Faculty Focus’ Teaching and Learning blog this week listed their top 12 teaching and learning articles for 2012. The list covers some great topics, including strategies for engaging students, developing effective online assignments, helping students move from surface to deep learning, addressing the challenges of group work, and debating the pedagogical effectiveness of PowerPoint.
But the one that struck me the most dealt with student perceptions of multitasking. Unless you’ve been teaching on a remote desert island (and even then, I’m not sure) you’ve had to deal with students texting, surfing the web, or engaging in other activities which distract from the learning process. Among my colleagues, some have banned electronic devices outright, some attempt to manage it on a case-by-case basis, and others take a permissive attitude, concluding that students are only hurting themselves through their actions.
But Marellen Weimer’s post on her Teaching Professor blog cites several studies showing sharp declines in student performance among multitaskers. Faced with this evidence, do we have an obligation to intervene and help students avoid this pitfall?
For me, a similar question arises with respect to class attendance. Should we require class attendance, penalizing those students who choose not to come regularly?

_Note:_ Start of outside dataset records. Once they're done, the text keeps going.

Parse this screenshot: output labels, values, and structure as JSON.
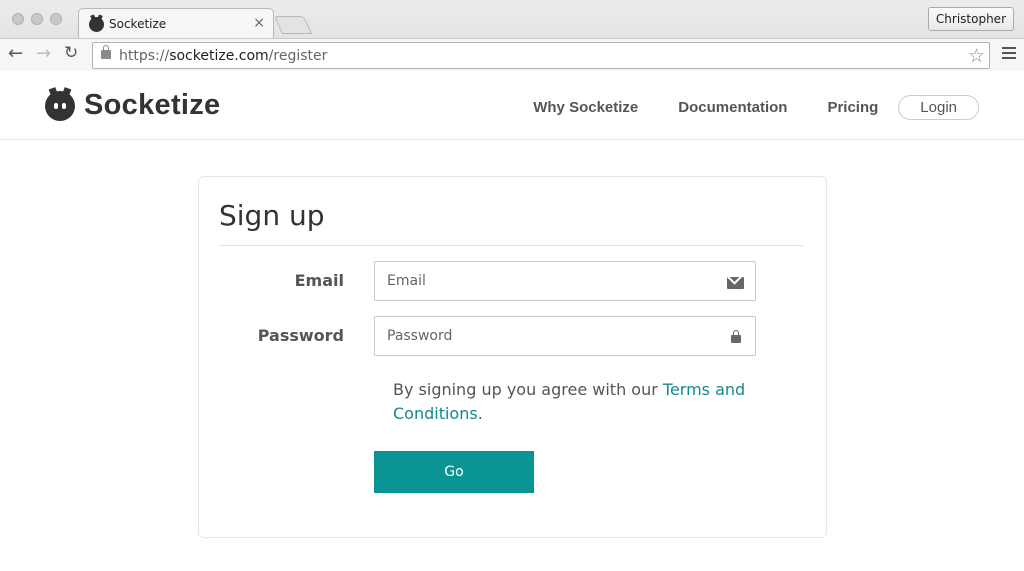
{
  "browser": {
    "tab_title": "Socketize",
    "tab_close": "×",
    "profile_name": "Christopher",
    "url_scheme": "https://",
    "url_host": "socketize.com",
    "url_path": "/register",
    "icons": [
      "back-arrow-icon",
      "forward-arrow-icon",
      "reload-icon",
      "lock-icon",
      "star-icon",
      "menu-icon"
    ]
  },
  "site": {
    "brand": "Socketize",
    "nav": {
      "why": "Why Socketize",
      "docs": "Documentation",
      "pricing": "Pricing",
      "login": "Login"
    }
  },
  "signup": {
    "title": "Sign up",
    "email_label": "Email",
    "email_placeholder": "Email",
    "password_label": "Password",
    "password_placeholder": "Password",
    "terms_prefix": "By signing up you agree with our ",
    "terms_link": "Terms and Conditions",
    "terms_suffix": ".",
    "submit_label": "Go"
  },
  "colors": {
    "accent": "#0a9494",
    "link": "#16888a"
  }
}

Here’s my solution. On the first day of class, I share a scatterplot diagram with my students. The figure, based on data collected from my classes over the past few years, graphs class attendance against final grades. I also tell students I don’t grade based on attendance. Yet in these classes—particularly in the larger sections—there is a clear correlation between the two. While there a few outliers—students who come regularly but nevertheless struggle, and the occasional student who can do well without coming regularly—the graph shows that, on average, every class missed after the first leads to a one step decline in final grade. In other words, students who miss one class over the course of the semester perform at the same general level as those who miss none. But students who miss a second class generally earn a grade one step lower (a B- rather than a B, for example) than a similar student who missed didn’t miss class. This continues in a straight linear regression all the way down. Interestingly (perhaps alarmingly), students always seem to be surprised by the data.
From my perspective, this solution provides students with the data they need to make an informed decision while leaving them the agency to actually make that decision. Now I’m considering a similar graph on multitasking.
What do you do to address the challenges of maintaining student engagement? How do you manage classroom attendance and multitasking issues? Leave a comment below and let us know what you think.